→ DATASET RECORDS

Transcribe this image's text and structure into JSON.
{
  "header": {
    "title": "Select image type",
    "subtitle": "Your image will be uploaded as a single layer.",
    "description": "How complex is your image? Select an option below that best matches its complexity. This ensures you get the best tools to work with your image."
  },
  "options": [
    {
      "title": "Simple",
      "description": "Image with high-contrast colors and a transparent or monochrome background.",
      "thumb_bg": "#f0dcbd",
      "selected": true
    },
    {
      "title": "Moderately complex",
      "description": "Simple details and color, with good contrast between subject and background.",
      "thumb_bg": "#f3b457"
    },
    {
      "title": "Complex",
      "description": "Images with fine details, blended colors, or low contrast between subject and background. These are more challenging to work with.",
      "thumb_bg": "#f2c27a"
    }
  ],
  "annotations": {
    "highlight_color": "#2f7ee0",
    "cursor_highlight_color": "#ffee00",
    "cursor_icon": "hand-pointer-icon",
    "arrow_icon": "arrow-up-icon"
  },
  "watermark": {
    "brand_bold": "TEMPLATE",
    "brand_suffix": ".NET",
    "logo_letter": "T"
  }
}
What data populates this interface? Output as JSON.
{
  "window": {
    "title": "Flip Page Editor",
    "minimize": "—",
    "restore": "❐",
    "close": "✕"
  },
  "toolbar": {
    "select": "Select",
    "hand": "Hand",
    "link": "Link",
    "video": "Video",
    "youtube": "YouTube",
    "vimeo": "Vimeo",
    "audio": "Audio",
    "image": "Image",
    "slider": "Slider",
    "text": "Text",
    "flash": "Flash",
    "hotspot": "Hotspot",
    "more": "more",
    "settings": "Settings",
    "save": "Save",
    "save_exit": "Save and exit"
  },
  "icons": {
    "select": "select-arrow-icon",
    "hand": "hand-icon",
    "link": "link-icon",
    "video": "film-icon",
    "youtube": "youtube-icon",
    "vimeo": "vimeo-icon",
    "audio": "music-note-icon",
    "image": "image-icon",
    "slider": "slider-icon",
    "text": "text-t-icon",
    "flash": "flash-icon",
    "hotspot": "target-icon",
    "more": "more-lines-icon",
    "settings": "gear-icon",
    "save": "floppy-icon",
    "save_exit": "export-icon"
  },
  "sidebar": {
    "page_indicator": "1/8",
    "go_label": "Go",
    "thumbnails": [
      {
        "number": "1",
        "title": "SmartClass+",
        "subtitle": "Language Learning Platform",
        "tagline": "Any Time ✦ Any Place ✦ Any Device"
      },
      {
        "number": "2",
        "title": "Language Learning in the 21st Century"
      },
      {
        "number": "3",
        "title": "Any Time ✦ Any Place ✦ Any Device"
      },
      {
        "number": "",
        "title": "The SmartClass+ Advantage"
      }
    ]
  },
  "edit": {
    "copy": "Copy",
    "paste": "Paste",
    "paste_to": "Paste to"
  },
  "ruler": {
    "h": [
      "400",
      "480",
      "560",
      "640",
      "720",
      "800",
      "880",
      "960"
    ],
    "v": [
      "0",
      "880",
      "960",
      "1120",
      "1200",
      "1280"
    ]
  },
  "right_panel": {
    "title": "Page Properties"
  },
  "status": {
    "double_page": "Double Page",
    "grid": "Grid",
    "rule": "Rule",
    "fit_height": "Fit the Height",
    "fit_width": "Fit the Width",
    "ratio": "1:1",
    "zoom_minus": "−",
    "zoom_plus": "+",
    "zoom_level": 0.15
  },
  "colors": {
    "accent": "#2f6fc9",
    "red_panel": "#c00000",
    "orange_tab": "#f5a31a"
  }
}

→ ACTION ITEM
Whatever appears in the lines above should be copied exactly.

→ SOLUTION FOR THIS PROBLEM
Transcribe this image's text and structure into JSON.
{
  "header": {
    "title": "Select image type",
    "subtitle": "Your image will be uploaded as a single layer.",
    "description": "How complex is your image? Select an option below that best matches its complexity. This ensures you get the best tools to work with your image."
  },
  "options": [
    {
      "title": "Simple",
      "description": "Image with high-contrast colors and a transparent or monochrome background.",
      "thumb_bg": "#f0dcbd",
      "selected": true
    },
    {
      "title": "Moderately complex",
      "description": "Simple details and color, with good contrast between subject and background.",
      "thumb_bg": "#f3b457"
    },
    {
      "title": "Complex",
      "description": "Images with fine details, blended colors, or low contrast between subject and background. These are more challenging to work with.",
      "thumb_bg": "#f2c27a"
    }
  ],
  "annotations": {
    "highlight_color": "#2f7ee0",
    "cursor_highlight_color": "#ffee00",
    "cursor_icon": "hand-pointer-icon",
    "arrow_icon": "arrow-up-icon"
  },
  "watermark": {
    "brand_bold": "TEMPLATE",
    "brand_suffix": ".NET",
    "logo_letter": "T"
  }
}
What data populates this interface? Output as JSON.
{
  "window": {
    "title": "Flip Page Editor",
    "minimize": "—",
    "restore": "❐",
    "close": "✕"
  },
  "toolbar": {
    "select": "Select",
    "hand": "Hand",
    "link": "Link",
    "video": "Video",
    "youtube": "YouTube",
    "vimeo": "Vimeo",
    "audio": "Audio",
    "image": "Image",
    "slider": "Slider",
    "text": "Text",
    "flash": "Flash",
    "hotspot": "Hotspot",
    "more": "more",
    "settings": "Settings",
    "save": "Save",
    "save_exit": "Save and exit"
  },
  "icons": {
    "select": "select-arrow-icon",
    "hand": "hand-icon",
    "link": "link-icon",
    "video": "film-icon",
    "youtube": "youtube-icon",
    "vimeo": "vimeo-icon",
    "audio": "music-note-icon",
    "image": "image-icon",
    "slider": "slider-icon",
    "text": "text-t-icon",
    "flash": "flash-icon",
    "hotspot": "target-icon",
    "more": "more-lines-icon",
    "settings": "gear-icon",
    "save": "floppy-icon",
    "save_exit": "export-icon"
  },
  "sidebar": {
    "page_indicator": "1/8",
    "go_label": "Go",
    "thumbnails": [
      {
        "number": "1",
        "title": "SmartClass+",
        "subtitle": "Language Learning Platform",
        "tagline": "Any Time ✦ Any Place ✦ Any Device"
      },
      {
        "number": "2",
        "title": "Language Learning in the 21st Century"
      },
      {
        "number": "3",
        "title": "Any Time ✦ Any Place ✦ Any Device"
      },
      {
        "number": "",
        "title": "The SmartClass+ Advantage"
      }
    ]
  },
  "edit": {
    "copy": "Copy",
    "paste": "Paste",
    "paste_to": "Paste to"
  },
  "ruler": {
    "h": [
      "400",
      "480",
      "560",
      "640",
      "720",
      "800",
      "880",
      "960"
    ],
    "v": [
      "0",
      "880",
      "960",
      "1120",
      "1200",
      "1280"
    ]
  },
  "right_panel": {
    "title": "Page Properties"
  },
  "status": {
    "double_page": "Double Page",
    "grid": "Grid",
    "rule": "Rule",
    "fit_height": "Fit the Height",
    "fit_width": "Fit the Width",
    "ratio": "1:1",
    "zoom_minus": "−",
    "zoom_plus": "+",
    "zoom_level": 0.15
  },
  "colors": {
    "accent": "#2f6fc9",
    "red_panel": "#c00000",
    "orange_tab": "#f5a31a"
  }
}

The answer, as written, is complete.